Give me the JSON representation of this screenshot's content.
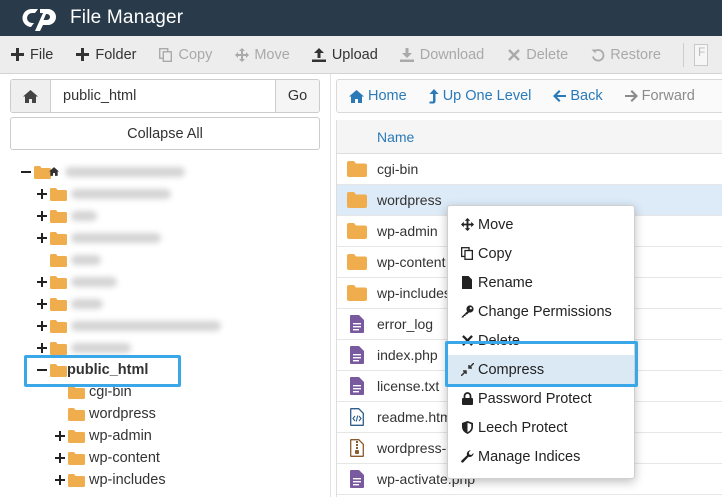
{
  "header": {
    "title": "File Manager"
  },
  "toolbar": {
    "buttons": [
      {
        "label": "File",
        "icon": "plus-icon"
      },
      {
        "label": "Folder",
        "icon": "plus-icon"
      },
      {
        "label": "Copy",
        "icon": "copy-icon"
      },
      {
        "label": "Move",
        "icon": "move-icon"
      },
      {
        "label": "Upload",
        "icon": "upload-icon"
      },
      {
        "label": "Download",
        "icon": "download-icon"
      },
      {
        "label": "Delete",
        "icon": "close-icon"
      },
      {
        "label": "Restore",
        "icon": "restore-icon"
      }
    ]
  },
  "left": {
    "path_value": "public_html",
    "go_label": "Go",
    "collapse_label": "Collapse All"
  },
  "tree": {
    "public_html": "public_html",
    "children": [
      "cgi-bin",
      "wordpress",
      "wp-admin",
      "wp-content",
      "wp-includes"
    ]
  },
  "nav": {
    "home": "Home",
    "up": "Up One Level",
    "back": "Back",
    "forward": "Forward"
  },
  "table": {
    "name_header": "Name",
    "files": [
      {
        "name": "cgi-bin",
        "type": "folder"
      },
      {
        "name": "wordpress",
        "type": "folder"
      },
      {
        "name": "wp-admin",
        "type": "folder"
      },
      {
        "name": "wp-content",
        "type": "folder"
      },
      {
        "name": "wp-includes",
        "type": "folder"
      },
      {
        "name": "error_log",
        "type": "text"
      },
      {
        "name": "index.php",
        "type": "text"
      },
      {
        "name": "license.txt",
        "type": "text"
      },
      {
        "name": "readme.html",
        "type": "html"
      },
      {
        "name": "wordpress-",
        "type": "archive"
      },
      {
        "name": "wp-activate.php",
        "type": "text"
      }
    ]
  },
  "context_menu": {
    "items": [
      {
        "label": "Move",
        "icon": "move-icon"
      },
      {
        "label": "Copy",
        "icon": "copy-icon"
      },
      {
        "label": "Rename",
        "icon": "file-icon"
      },
      {
        "label": "Change Permissions",
        "icon": "key-icon"
      },
      {
        "label": "Delete",
        "icon": "close-icon"
      },
      {
        "label": "Compress",
        "icon": "compress-icon"
      },
      {
        "label": "Password Protect",
        "icon": "lock-icon"
      },
      {
        "label": "Leech Protect",
        "icon": "shield-icon"
      },
      {
        "label": "Manage Indices",
        "icon": "wrench-icon"
      }
    ]
  },
  "colors": {
    "header_bg": "#293a4a",
    "accent": "#2a7ab8",
    "highlight": "#39a7e8",
    "folder": "#f0ad4e"
  }
}
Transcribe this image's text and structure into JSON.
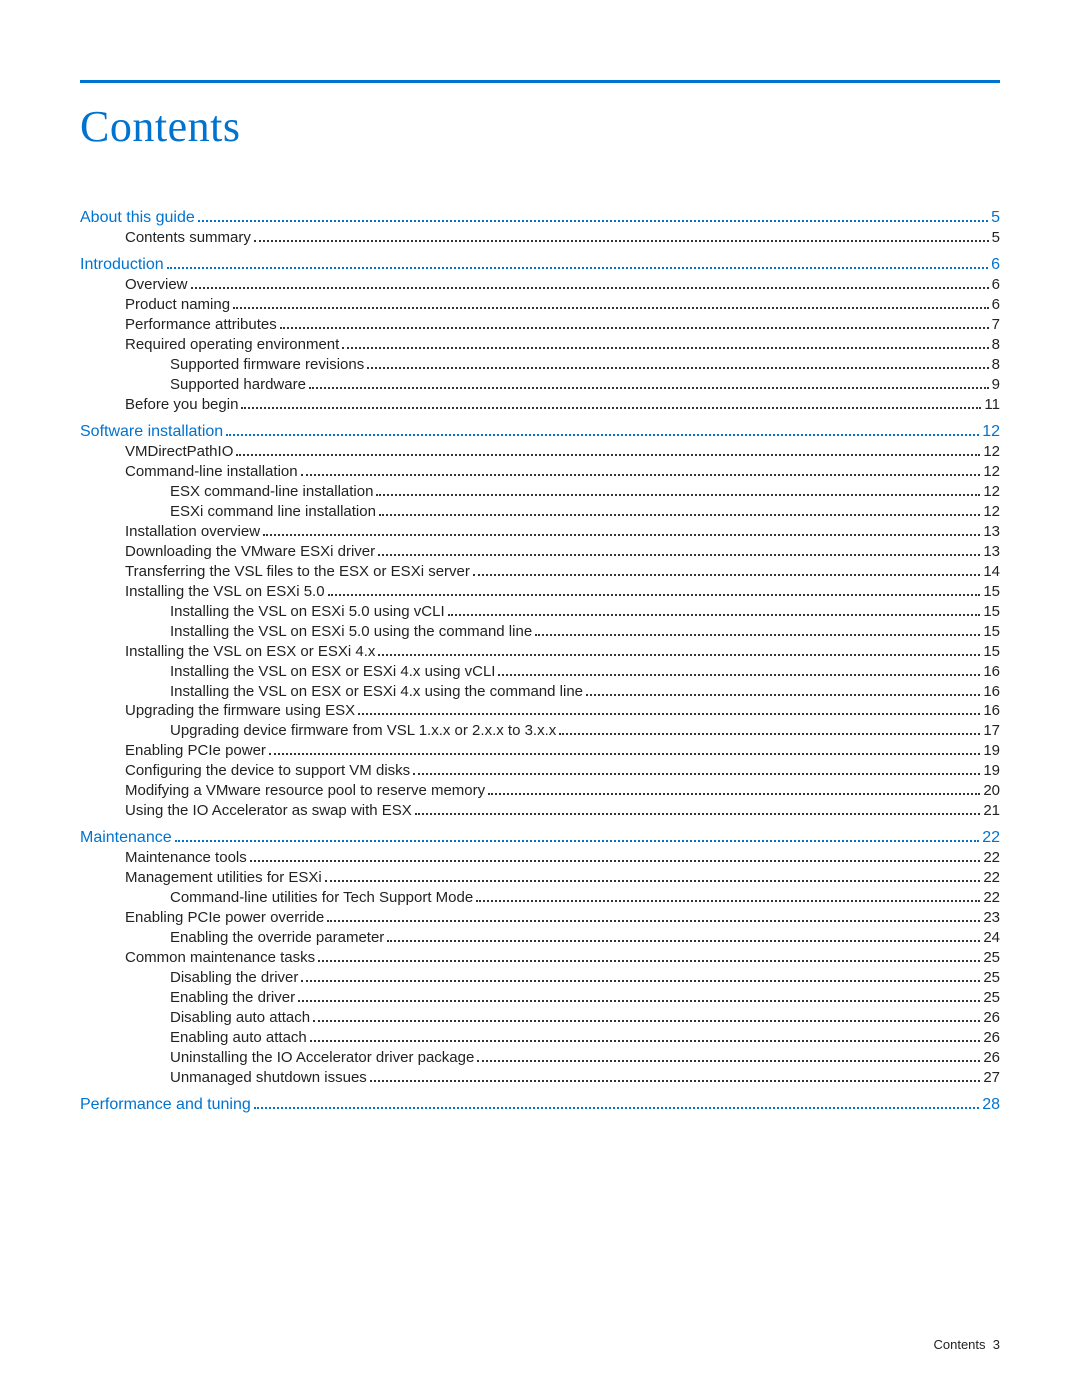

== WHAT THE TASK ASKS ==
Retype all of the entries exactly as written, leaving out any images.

== ANSWER ==
Give me the JSON representation of this screenshot's content.
{
  "header": {
    "title": "File Manager"
  },
  "toolbar": {
    "buttons": [
      {
        "label": "File",
        "icon": "plus-icon"
      },
      {
        "label": "Folder",
        "icon": "plus-icon"
      },
      {
        "label": "Copy",
        "icon": "copy-icon"
      },
      {
        "label": "Move",
        "icon": "move-icon"
      },
      {
        "label": "Upload",
        "icon": "upload-icon"
      },
      {
        "label": "Download",
        "icon": "download-icon"
      },
      {
        "label": "Delete",
        "icon": "close-icon"
      },
      {
        "label": "Restore",
        "icon": "restore-icon"
      }
    ]
  },
  "left": {
    "path_value": "public_html",
    "go_label": "Go",
    "collapse_label": "Collapse All"
  },
  "tree": {
    "public_html": "public_html",
    "children": [
      "cgi-bin",
      "wordpress",
      "wp-admin",
      "wp-content",
      "wp-includes"
    ]
  },
  "nav": {
    "home": "Home",
    "up": "Up One Level",
    "back": "Back",
    "forward": "Forward"
  },
  "table": {
    "name_header": "Name",
    "files": [
      {
        "name": "cgi-bin",
        "type": "folder"
      },
      {
        "name": "wordpress",
        "type": "folder"
      },
      {
        "name": "wp-admin",
        "type": "folder"
      },
      {
        "name": "wp-content",
        "type": "folder"
      },
      {
        "name": "wp-includes",
        "type": "folder"
      },
      {
        "name": "error_log",
        "type": "text"
      },
      {
        "name": "index.php",
        "type": "text"
      },
      {
        "name": "license.txt",
        "type": "text"
      },
      {
        "name": "readme.html",
        "type": "html"
      },
      {
        "name": "wordpress-",
        "type": "archive"
      },
      {
        "name": "wp-activate.php",
        "type": "text"
      }
    ]
  },
  "context_menu": {
    "items": [
      {
        "label": "Move",
        "icon": "move-icon"
      },
      {
        "label": "Copy",
        "icon": "copy-icon"
      },
      {
        "label": "Rename",
        "icon": "file-icon"
      },
      {
        "label": "Change Permissions",
        "icon": "key-icon"
      },
      {
        "label": "Delete",
        "icon": "close-icon"
      },
      {
        "label": "Compress",
        "icon": "compress-icon"
      },
      {
        "label": "Password Protect",
        "icon": "lock-icon"
      },
      {
        "label": "Leech Protect",
        "icon": "shield-icon"
      },
      {
        "label": "Manage Indices",
        "icon": "wrench-icon"
      }
    ]
  },
  "colors": {
    "header_bg": "#293a4a",
    "accent": "#2a7ab8",
    "highlight": "#39a7e8",
    "folder": "#f0ad4e"
  }
}
Transcribe this image's text and structure into JSON.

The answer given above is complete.